■ WORK REQUEST ■
In the entries below, the word "네트워크" appears on some lines. Copy each of those lines.

■ GIVEN RECORDS ■

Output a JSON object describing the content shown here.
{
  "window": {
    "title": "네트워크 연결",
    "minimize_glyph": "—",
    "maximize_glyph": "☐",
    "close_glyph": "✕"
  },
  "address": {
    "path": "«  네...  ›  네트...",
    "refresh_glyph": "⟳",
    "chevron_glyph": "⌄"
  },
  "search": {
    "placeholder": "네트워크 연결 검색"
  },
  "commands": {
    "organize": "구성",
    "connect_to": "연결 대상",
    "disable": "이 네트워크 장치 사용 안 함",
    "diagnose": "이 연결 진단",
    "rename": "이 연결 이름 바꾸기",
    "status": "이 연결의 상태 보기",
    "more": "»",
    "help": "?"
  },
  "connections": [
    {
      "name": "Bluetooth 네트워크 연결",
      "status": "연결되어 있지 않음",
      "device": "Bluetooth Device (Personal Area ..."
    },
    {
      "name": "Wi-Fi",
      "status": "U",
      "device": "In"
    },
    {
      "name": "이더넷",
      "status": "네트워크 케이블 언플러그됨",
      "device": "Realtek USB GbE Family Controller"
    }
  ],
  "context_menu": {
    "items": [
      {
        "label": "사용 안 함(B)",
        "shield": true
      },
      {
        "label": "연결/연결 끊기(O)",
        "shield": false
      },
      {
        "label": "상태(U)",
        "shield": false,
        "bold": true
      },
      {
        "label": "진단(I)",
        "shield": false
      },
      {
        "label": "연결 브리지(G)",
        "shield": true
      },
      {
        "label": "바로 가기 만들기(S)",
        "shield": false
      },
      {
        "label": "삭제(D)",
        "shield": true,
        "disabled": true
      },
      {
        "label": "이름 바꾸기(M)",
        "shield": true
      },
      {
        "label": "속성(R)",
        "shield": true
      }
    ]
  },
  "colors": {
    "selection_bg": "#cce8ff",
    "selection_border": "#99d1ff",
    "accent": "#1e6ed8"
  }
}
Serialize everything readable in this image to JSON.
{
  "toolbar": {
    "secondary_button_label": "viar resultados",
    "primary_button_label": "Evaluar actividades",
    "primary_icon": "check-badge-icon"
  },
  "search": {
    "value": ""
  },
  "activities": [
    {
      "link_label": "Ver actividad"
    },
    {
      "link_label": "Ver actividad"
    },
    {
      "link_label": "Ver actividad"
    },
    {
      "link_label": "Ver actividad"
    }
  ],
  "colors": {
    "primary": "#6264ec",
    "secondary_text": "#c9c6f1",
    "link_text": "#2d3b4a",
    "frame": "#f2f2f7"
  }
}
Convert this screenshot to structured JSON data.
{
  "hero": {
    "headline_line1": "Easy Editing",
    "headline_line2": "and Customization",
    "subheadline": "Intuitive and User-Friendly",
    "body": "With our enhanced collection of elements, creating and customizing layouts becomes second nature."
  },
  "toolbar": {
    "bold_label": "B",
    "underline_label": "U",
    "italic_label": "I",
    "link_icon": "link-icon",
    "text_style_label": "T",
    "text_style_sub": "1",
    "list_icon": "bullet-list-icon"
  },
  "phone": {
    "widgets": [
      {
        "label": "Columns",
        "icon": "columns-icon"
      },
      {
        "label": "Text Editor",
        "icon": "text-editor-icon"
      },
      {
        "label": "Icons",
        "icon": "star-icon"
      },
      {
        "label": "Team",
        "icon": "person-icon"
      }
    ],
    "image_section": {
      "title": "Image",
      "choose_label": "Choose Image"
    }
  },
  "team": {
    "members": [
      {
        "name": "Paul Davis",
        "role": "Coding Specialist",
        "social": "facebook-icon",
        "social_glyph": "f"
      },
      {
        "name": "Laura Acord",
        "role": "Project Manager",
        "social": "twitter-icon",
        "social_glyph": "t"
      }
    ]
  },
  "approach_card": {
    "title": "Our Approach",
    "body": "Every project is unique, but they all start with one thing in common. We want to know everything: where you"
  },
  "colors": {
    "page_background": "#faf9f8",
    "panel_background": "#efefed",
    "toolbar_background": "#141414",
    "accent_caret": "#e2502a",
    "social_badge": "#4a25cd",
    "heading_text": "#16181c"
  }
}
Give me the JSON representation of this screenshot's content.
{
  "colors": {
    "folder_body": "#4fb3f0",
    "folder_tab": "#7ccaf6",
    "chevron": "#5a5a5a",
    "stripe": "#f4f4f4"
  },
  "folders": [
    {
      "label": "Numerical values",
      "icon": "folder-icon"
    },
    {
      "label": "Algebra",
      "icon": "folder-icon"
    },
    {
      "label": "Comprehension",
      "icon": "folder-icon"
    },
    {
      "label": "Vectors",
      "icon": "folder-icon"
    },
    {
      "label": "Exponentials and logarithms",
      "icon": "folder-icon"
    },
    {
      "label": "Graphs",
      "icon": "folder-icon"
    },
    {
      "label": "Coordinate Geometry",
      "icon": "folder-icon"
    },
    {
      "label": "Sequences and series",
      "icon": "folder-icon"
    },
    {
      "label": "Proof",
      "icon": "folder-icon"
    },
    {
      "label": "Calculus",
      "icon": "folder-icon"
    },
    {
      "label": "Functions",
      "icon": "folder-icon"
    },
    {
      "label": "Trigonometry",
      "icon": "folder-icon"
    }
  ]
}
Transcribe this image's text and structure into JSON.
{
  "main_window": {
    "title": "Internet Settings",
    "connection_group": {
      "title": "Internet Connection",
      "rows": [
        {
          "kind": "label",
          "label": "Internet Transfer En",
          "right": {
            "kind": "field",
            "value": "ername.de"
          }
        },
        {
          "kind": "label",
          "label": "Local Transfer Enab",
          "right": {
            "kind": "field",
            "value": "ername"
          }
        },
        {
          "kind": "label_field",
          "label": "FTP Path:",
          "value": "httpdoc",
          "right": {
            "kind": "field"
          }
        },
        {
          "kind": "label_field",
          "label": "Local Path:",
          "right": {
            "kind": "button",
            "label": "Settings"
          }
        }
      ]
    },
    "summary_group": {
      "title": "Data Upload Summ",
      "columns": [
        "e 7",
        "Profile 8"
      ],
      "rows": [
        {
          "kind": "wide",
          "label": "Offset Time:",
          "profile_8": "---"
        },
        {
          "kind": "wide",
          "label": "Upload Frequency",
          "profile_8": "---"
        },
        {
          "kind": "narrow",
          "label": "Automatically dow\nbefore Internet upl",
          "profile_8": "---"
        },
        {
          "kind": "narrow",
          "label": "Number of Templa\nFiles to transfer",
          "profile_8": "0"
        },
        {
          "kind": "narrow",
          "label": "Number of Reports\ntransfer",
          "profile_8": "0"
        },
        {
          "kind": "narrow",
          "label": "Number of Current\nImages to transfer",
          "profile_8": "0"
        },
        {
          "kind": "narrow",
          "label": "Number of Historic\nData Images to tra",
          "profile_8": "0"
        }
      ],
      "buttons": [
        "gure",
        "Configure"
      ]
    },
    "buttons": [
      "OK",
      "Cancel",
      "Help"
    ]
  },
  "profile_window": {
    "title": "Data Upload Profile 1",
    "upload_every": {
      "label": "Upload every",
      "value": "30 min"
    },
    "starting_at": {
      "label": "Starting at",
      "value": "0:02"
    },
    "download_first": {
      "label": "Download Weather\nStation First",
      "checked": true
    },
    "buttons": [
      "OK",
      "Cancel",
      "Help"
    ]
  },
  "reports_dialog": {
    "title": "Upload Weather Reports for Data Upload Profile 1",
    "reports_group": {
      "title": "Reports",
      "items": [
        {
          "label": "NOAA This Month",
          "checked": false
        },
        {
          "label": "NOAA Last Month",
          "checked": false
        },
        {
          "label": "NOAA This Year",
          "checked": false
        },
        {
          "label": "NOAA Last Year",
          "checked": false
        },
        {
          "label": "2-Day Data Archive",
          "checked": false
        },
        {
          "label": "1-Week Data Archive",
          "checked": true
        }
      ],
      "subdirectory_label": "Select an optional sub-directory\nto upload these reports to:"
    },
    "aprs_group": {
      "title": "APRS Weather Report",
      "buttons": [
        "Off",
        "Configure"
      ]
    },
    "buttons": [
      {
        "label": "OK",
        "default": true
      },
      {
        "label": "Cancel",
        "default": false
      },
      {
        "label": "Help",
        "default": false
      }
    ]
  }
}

■ OUTPUT FOR THIS EXERCISE ■
    "title": "네트워크 연결",
    "placeholder": "네트워크 연결 검색"
    "disable": "이 네트워크 장치 사용 안 함",
      "name": "Bluetooth 네트워크 연결",
      "status": "네트워크 케이블 언플러그됨",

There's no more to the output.